Measuring and cross-referencing both figures helps you identify your business's strengths and weaknesses and understand its customer acquisition cost.
Upgrade what they offer to current customers to optimize net retention or invest in improvements for customer support or professional services.
Aside from calculating revenue churn vs. customer net retention, another way to evaluate customer retention is by tracking revenue retention.
This supports scenario planning efforts and measures the ongoing sustainability of a company's existing customer life cycle to further strengthen a business's ability to be more profitable over time.
Improving NDR (Net Dollar Retention)
Increase the value delivered to existing customers and support their business success in any way possible.
By investing in customers and providing strategic solutions that create efficiencies within their business, customers move from buyers to brand ambassadors.
As their loyalty grows, it's easier to sell expansions (and grow NDR) and reduce churn.
This is also one of the best ways to increase the LTV/CAC ratio, or the measure of customer lifetime value (how much do you expect to earn from this customer?) against the cost to acquire them as a customer.
Develop New Products
Selling new products helps capitalize on market opportunities and increase profitability.
Instead of focusing solely on the target market for the core product, expanding the business's reach into adjacent markets can help grow the customer base while also increasing what existing customers purchase.
That said, the cost of developing new products is often prohibitive,
Keep R&D Expenses in Check
R&D is responsible for some of the most significant growth out of the gate because their discoveries help fuel audience engagement and excitement for the product.
While the associated costs play a crucial role in the beginning stages of a start-up, substantial breakthroughs can slow as the company matures.
This is why it's essential to know when to reduce the R&D budget.
Developing new features and differentiating the existing product line can help increase sustainable growth and profitability.

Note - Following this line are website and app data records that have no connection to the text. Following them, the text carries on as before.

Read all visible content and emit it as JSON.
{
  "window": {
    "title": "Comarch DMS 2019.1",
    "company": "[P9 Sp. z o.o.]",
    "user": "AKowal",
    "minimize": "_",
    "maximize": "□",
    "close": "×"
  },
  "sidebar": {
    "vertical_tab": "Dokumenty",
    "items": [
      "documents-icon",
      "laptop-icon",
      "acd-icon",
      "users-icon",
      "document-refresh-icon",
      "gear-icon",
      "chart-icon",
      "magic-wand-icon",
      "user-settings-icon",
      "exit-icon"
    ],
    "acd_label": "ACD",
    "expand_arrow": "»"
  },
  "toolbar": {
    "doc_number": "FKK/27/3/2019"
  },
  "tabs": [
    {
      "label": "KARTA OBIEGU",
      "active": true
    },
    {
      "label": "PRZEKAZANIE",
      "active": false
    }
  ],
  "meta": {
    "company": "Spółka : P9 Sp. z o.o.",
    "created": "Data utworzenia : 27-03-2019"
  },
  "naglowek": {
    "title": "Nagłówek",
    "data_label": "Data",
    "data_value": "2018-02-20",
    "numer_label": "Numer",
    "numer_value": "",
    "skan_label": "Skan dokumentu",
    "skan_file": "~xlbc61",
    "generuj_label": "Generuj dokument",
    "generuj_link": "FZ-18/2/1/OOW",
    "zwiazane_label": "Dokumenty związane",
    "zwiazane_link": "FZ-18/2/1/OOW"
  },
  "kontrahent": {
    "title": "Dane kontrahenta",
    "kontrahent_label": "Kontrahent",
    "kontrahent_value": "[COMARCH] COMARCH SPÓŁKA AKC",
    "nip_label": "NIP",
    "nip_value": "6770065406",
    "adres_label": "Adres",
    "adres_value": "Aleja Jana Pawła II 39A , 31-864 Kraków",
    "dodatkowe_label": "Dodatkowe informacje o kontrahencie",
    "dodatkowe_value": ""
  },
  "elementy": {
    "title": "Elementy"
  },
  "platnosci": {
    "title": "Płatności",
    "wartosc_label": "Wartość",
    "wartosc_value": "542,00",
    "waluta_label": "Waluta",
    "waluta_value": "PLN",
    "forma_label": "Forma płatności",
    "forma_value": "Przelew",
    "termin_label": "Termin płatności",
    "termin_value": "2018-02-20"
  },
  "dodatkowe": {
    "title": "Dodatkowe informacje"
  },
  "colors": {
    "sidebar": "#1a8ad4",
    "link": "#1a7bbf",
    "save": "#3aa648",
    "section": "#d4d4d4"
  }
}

However, reigning in these expenses becomes necessary as those efforts become less impactful on the bottom line.
Final Thoughts on the Rule of 40
Now you know not only how to measure your revenue growth and profit balance, but you also learned how to strategize to strengthen those balances.
This formula allows for the unification of factors into a focused benchmark so that all departments and investors have a common performance goal.
The next steps are up to you. Calculate your Rule of 40 and see what your profit and growth look like now.
We know that getting all your data in one place to calculate the Rule of 40 can be a pain. And how do you know it's all up-to-date and clean?
Cube helps FP&A teams solve problems exactly like this. Book a quick demo with Cube today.